Alaska Pipeline Problem Signals Future Oil Shortages

Trans-Alaska Pipeline near Fairbanks
Catherine Corrigan | CNBC
Trans-Alaska Pipeline near Fairbanks

The four-day shutdown of the Trans Alaska Pipeline, which sent a jolt through world energy markets, pushing the price of oil up $4 a barrel in two trading days, could be a sign of things to come, according to officials.

That's because the 33-year-old pipeline could outlive its usefulness, unless new sources of oil are developed in northern Alaska.

The flow of oil through the 800-mile pipeline was partially restored late Tuesday. Officials hope to have it fully restored in a matter of days, with another brief shutdown to install a bypass around a leak at a pumping station that led to the initial shutdown. The pipeline is now running at a rate of around 400,000 barrels per day.

But even at full strength, currently around 650,000 barrels per day, the flow is a fraction of what it once was. At its peak in the late 1980s, the pipeline carried more than 2 million barrels per day. It was designed to carry 1.5 million per day, according to Alyeska Pipeline Service Company, the consortium that owns and operates the line.

With the flow decreasing by around 5 percent a year, officials say it could soon become impractical to operate the system, both because of engineering and economics.

"The cost per barrel and to ship it down the pipeline is going to increase," said Jason Brune of the Alaska Resource Development Council, "and at some point there is a threshold where the companies realize it costs too much to do that and they're going to put their development dollars elsewhere."

Brune believes that point is around 300,000 barrels per day, and could be as little as seven years away. At that point, he says, there would be little choice but to decommission the pipeline, cutting off the flow of Alaskan oil once and for all. Even with the reduced flow, Alaska accounts for as much as 17 percent of U.S. domestic oil production.

Officials in Alaska say the shutdown, and the havoc it created, should be a wake-up call to develop new oil fields in areas like the controversial Arctic National Wildlife Refuge, as well as offshore.

Trans-Alaska Pipeline near Fairbanks
Catherine Corrigan | CNBC
Trans-Alaska Pipeline near Fairbanks

Even in Alaska, where many take for granted the pipeline that has been carrying oil from the North Slope since 1977, industry leaders say the shutdown should be ay eye-opener to residents.

"It's a wake-up call for us Alaskans who have lived here for forty, fifty years that we really need to get behind future oil and gas development in the state because our future is at stake," said Marilyn Crockett, executive director of the Alaska Oil and Gas Association, who says the oil industry accounts for one-third of Alaska's economy.

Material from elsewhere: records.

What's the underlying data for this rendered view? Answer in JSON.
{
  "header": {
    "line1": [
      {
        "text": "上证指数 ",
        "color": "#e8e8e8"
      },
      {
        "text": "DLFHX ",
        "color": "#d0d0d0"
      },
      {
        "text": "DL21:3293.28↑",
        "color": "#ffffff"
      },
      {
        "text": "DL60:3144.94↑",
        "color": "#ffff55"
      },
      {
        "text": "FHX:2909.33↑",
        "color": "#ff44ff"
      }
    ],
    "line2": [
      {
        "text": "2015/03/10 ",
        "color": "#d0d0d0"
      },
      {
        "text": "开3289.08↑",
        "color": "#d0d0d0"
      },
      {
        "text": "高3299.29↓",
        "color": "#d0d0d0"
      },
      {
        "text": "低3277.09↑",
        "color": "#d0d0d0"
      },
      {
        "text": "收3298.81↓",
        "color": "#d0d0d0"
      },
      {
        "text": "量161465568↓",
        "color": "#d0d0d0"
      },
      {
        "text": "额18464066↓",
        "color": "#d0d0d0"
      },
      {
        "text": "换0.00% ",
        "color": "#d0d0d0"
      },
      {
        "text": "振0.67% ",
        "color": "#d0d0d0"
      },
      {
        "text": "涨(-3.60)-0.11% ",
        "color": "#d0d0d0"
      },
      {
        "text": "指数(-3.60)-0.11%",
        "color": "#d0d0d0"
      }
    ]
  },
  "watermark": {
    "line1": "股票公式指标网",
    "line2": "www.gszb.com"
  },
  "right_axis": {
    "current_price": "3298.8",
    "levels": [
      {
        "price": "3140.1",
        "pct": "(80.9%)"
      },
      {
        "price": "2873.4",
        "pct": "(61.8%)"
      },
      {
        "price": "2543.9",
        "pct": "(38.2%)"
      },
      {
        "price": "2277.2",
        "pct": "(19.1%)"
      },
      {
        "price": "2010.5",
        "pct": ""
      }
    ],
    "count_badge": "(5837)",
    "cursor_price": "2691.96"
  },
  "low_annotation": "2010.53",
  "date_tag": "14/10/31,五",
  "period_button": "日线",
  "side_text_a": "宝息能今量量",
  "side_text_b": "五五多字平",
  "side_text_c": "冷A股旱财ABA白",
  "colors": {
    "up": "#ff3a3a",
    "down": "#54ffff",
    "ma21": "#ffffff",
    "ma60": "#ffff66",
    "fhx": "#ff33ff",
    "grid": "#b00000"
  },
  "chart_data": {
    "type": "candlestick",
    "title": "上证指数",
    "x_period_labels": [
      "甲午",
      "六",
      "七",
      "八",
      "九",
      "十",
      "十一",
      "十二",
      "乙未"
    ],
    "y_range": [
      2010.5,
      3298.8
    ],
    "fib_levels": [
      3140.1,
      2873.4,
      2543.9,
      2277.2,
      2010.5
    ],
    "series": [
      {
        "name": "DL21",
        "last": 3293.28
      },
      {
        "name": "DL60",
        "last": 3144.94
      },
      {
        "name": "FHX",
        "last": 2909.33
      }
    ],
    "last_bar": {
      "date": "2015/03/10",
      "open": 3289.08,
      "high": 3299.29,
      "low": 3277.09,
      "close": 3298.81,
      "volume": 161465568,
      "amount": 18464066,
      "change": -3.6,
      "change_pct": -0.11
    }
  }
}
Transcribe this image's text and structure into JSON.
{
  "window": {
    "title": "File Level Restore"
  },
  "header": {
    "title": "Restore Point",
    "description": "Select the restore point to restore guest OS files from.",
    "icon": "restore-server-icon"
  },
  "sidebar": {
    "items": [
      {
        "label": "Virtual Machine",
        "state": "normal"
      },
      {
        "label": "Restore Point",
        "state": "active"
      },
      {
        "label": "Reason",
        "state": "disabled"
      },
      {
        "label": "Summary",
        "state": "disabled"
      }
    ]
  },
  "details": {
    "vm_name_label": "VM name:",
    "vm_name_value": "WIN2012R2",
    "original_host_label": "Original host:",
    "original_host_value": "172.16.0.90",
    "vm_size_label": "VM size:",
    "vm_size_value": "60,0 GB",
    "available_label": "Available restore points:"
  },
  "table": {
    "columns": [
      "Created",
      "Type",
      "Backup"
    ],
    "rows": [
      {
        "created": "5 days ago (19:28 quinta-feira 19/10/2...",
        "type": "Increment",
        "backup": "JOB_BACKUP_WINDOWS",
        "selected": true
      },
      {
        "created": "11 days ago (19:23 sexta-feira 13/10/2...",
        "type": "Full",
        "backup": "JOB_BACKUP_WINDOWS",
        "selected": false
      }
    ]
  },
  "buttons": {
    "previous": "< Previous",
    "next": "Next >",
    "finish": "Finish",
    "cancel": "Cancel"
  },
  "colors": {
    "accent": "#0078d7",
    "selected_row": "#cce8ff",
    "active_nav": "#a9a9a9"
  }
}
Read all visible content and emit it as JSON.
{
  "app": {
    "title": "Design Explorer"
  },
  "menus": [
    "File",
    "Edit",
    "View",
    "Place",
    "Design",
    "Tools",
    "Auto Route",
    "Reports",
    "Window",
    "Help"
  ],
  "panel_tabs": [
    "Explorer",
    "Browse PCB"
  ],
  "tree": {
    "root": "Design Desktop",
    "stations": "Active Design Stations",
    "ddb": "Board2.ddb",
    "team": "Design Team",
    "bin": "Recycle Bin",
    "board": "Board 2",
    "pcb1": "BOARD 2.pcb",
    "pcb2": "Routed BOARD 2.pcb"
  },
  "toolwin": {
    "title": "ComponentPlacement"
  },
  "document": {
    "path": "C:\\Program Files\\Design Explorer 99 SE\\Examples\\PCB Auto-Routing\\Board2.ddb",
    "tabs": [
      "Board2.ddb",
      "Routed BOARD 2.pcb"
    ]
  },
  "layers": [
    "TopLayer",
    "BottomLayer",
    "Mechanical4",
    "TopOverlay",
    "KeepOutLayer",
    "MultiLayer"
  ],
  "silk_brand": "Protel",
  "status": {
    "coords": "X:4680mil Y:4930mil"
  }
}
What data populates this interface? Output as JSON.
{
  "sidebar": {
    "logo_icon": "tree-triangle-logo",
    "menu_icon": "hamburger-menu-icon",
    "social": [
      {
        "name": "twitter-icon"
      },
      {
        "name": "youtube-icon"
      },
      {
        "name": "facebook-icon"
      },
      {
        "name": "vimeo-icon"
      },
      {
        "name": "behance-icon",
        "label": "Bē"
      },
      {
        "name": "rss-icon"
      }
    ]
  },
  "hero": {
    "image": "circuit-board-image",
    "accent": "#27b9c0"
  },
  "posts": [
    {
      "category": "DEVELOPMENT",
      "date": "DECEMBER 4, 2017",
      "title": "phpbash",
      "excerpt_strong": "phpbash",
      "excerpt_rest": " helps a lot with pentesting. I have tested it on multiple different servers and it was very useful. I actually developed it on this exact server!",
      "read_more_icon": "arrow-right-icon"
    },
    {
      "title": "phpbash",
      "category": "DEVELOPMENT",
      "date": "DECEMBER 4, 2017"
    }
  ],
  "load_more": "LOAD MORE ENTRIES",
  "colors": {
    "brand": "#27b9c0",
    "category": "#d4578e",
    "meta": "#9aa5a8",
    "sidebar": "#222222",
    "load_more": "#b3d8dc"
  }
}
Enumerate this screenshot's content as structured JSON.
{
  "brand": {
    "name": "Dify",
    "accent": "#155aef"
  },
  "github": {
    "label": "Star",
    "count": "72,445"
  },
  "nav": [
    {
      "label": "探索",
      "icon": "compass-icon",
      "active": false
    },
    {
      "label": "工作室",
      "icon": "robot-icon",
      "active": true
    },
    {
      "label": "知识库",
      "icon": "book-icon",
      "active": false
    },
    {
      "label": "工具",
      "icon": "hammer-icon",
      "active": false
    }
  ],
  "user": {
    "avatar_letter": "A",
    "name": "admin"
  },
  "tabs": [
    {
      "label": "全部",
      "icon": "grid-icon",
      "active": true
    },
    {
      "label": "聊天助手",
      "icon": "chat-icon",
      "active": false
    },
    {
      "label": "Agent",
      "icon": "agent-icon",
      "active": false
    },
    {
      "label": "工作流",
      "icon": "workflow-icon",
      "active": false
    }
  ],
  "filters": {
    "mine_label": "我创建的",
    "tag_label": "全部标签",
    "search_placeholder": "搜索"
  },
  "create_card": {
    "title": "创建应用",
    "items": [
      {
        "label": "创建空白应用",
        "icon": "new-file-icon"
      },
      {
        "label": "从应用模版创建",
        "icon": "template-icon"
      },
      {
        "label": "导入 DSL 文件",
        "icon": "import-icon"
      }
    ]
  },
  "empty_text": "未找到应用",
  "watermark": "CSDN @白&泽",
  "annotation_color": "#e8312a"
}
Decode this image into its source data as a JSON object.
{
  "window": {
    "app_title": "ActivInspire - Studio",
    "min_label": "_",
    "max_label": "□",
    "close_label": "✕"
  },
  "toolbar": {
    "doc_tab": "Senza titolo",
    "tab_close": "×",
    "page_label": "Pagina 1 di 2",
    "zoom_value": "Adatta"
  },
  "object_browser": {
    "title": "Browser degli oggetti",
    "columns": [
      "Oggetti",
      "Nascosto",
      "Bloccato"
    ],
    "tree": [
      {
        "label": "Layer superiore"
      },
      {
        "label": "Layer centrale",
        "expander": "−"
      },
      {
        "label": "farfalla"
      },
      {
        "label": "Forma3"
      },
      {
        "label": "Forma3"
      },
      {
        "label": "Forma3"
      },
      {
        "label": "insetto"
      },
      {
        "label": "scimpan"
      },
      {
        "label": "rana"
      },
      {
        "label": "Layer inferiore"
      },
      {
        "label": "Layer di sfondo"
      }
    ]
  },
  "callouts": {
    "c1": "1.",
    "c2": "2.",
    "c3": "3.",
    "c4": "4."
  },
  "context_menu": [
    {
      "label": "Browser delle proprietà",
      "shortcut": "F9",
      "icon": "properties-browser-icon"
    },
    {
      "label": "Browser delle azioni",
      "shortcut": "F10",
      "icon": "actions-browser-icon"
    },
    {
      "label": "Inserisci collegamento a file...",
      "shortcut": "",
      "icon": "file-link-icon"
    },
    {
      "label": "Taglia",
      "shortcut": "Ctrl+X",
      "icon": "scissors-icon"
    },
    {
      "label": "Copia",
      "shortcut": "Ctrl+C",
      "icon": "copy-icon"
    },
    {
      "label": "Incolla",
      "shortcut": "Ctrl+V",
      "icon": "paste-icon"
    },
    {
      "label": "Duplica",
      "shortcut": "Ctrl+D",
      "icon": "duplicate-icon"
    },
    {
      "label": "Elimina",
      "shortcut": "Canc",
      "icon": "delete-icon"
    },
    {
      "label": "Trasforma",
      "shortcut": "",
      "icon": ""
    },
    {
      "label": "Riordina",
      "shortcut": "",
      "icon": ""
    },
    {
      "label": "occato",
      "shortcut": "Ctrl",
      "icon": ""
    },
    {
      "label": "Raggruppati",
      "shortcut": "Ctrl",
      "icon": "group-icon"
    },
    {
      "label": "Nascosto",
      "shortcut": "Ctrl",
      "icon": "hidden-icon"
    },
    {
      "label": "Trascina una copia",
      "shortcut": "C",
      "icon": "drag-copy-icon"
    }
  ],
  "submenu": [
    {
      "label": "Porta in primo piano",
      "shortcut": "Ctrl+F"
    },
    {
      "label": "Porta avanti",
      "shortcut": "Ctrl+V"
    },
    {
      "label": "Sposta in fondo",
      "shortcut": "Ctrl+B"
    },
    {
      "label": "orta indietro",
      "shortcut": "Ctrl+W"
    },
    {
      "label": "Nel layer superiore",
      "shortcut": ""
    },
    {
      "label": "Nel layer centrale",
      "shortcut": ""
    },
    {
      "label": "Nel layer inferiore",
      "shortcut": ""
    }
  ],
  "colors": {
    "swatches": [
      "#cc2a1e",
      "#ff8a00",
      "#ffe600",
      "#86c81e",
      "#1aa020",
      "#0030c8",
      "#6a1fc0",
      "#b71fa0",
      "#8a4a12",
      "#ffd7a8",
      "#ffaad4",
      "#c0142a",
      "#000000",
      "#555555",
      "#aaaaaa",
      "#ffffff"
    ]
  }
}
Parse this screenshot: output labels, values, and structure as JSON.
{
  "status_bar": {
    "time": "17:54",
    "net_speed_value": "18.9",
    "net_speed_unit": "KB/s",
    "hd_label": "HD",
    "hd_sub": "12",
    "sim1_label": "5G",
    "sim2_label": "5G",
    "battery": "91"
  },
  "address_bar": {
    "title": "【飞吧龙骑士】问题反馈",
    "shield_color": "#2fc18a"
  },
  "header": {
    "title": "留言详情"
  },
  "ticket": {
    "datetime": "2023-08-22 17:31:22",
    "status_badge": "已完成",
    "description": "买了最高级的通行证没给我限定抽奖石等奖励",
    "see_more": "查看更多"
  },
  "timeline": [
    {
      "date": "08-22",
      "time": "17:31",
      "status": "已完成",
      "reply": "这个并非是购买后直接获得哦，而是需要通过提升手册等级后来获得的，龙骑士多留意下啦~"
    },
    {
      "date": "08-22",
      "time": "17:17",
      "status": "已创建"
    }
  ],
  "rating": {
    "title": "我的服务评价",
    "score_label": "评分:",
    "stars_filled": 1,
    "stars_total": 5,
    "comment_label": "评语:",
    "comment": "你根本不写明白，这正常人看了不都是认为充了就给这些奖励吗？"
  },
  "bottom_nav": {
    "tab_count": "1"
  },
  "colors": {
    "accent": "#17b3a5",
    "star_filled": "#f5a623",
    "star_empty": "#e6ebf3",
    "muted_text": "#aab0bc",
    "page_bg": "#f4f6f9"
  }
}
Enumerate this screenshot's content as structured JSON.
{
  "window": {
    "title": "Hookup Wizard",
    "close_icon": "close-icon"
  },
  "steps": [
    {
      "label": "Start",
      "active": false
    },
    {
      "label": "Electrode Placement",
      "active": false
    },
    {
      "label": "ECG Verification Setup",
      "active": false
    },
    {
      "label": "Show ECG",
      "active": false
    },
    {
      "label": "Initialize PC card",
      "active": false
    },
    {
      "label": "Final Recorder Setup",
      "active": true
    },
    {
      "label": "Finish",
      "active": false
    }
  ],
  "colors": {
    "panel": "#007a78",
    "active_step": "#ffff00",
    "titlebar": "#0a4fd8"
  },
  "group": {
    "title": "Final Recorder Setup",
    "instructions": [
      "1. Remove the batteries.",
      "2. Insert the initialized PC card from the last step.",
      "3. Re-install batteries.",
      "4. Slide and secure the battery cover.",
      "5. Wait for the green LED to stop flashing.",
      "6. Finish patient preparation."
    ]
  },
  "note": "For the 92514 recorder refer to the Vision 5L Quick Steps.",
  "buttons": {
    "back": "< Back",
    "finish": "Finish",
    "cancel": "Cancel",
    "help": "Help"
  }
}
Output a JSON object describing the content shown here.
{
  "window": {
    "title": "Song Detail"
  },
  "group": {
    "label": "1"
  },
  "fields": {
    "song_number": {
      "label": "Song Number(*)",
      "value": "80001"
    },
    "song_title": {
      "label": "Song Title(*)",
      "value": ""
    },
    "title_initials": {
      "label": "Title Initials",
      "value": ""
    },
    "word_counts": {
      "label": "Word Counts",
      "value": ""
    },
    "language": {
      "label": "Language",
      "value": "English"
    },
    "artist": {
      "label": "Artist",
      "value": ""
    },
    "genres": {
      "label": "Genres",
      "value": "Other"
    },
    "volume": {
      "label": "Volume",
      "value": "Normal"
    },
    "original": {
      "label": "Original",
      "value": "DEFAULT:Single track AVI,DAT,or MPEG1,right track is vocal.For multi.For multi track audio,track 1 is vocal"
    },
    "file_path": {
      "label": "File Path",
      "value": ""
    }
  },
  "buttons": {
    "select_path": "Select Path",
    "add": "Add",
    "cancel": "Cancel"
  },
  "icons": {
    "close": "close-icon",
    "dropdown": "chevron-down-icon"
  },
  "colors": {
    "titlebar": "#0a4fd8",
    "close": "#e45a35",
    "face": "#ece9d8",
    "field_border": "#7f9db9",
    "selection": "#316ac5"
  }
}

Even before the recent leak, low flow of oil was already causing problems, according to a briefing published last year by the Alaska Pipeline Coordinator's office. The report says the weak flow allows ice and wax to build up inside the line and increases the time it takes the oil to make the 800-mile trip from Prudhoe Bay to Valdez.

At least twice, in 2006 and 2008, Alyeska has been forced to pump oil intermittently because of low flow issues, the report says.

Despite that, opposition to expanded drilling in northern Alaska remains intense from environmental groups, and the Obama administration has shown no sign it may change its stance against expanded drilling in the state or offshore in the Arctic Ocean.

Officials in Alaska say even if exploration were approved today, it would be six to seven years before oil could be produced. By then, the studies say, the flow could already reach the point where the pipeline would have to be mothballed.